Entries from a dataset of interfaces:
--------------------------------

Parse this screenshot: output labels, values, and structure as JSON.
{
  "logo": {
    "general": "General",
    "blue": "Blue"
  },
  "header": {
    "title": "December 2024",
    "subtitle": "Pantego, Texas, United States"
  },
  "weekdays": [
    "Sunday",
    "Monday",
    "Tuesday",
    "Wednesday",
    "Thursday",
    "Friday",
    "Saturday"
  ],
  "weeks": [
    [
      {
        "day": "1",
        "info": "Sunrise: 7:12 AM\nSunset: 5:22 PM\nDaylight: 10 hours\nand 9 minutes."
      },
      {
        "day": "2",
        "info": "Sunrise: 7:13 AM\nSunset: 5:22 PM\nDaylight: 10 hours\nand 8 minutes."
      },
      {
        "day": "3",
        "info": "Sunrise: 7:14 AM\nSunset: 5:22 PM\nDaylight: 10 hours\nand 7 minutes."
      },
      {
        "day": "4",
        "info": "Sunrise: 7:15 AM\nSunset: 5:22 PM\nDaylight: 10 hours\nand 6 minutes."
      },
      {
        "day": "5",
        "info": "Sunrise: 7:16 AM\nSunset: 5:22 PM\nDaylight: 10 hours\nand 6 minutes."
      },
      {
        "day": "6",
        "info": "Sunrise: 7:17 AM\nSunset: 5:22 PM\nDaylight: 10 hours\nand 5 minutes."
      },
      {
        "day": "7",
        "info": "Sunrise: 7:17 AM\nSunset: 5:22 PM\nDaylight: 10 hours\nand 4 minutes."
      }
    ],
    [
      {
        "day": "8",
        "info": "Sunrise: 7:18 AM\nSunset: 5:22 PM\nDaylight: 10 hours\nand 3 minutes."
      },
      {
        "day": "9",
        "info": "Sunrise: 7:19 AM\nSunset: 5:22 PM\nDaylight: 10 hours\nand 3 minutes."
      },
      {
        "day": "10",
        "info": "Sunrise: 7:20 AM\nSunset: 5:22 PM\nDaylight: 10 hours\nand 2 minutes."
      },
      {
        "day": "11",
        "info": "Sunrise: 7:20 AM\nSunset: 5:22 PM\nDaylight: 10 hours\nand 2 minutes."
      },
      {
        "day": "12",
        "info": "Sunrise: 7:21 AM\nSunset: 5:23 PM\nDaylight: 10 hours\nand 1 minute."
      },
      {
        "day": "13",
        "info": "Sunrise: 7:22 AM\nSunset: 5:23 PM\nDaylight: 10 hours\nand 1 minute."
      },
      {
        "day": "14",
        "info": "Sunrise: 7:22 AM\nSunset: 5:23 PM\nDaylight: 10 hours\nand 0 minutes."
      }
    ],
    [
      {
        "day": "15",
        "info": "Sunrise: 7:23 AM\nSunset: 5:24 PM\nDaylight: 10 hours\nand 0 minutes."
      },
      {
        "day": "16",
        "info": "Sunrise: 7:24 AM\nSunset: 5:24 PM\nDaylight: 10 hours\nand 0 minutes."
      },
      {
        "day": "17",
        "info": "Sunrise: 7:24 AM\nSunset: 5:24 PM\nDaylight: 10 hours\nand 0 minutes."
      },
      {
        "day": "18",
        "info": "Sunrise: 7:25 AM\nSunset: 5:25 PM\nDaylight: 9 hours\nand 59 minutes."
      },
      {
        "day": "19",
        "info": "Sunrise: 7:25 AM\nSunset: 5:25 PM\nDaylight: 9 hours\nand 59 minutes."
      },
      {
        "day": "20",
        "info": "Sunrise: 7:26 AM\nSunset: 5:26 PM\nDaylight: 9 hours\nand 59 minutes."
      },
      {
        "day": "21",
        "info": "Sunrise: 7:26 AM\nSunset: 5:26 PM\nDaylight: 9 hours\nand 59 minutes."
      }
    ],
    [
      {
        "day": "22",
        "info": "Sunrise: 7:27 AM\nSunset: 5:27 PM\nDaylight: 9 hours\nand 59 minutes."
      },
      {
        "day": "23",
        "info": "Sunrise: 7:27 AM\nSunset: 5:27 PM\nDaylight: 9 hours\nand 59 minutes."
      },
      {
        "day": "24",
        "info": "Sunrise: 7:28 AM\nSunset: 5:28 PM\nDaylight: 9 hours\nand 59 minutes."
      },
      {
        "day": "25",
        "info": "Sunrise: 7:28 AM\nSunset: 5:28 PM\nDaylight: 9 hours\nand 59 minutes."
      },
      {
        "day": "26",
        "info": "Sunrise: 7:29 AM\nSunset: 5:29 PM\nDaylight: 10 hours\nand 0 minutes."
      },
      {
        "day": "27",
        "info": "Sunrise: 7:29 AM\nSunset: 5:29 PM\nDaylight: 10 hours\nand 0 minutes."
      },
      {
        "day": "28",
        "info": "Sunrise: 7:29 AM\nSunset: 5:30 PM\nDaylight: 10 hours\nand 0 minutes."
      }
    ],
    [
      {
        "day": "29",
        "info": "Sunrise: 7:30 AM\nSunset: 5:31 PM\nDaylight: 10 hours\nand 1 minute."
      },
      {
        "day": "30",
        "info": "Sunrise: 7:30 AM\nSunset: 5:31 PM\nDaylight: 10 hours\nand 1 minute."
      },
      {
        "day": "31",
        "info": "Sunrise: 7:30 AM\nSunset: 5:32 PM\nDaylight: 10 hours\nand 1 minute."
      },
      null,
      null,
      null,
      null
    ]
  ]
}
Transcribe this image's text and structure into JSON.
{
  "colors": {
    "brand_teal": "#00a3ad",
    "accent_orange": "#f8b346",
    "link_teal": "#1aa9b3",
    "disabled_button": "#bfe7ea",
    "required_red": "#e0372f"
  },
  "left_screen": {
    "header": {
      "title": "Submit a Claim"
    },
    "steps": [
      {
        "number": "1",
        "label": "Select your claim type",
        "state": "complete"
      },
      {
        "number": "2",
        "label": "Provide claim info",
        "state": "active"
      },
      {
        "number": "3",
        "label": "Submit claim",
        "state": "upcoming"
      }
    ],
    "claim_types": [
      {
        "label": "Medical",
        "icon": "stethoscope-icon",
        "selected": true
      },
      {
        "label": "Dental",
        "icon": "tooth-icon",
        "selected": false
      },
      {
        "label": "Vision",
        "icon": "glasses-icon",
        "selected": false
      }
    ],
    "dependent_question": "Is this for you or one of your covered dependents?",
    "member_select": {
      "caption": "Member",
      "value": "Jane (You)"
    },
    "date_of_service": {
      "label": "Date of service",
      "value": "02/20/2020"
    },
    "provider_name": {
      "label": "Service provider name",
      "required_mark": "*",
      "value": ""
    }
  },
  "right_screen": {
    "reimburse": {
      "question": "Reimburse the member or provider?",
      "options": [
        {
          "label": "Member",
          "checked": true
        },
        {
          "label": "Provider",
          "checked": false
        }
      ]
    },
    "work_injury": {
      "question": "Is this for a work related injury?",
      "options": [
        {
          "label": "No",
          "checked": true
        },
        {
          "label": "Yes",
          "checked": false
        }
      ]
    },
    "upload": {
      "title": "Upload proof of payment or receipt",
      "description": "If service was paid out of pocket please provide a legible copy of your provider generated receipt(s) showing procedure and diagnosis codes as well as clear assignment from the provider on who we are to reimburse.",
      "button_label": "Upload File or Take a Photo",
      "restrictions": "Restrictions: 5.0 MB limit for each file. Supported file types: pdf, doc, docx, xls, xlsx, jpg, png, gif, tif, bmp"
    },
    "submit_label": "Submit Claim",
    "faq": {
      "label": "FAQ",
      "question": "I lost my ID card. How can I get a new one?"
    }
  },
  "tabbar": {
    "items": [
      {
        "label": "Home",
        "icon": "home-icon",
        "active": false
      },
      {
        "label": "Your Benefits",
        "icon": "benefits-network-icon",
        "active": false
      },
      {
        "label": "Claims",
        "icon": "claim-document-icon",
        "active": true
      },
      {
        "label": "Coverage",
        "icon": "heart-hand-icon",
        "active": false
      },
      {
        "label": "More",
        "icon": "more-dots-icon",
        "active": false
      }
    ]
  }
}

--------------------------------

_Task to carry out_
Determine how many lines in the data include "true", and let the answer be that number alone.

_Answer box_
4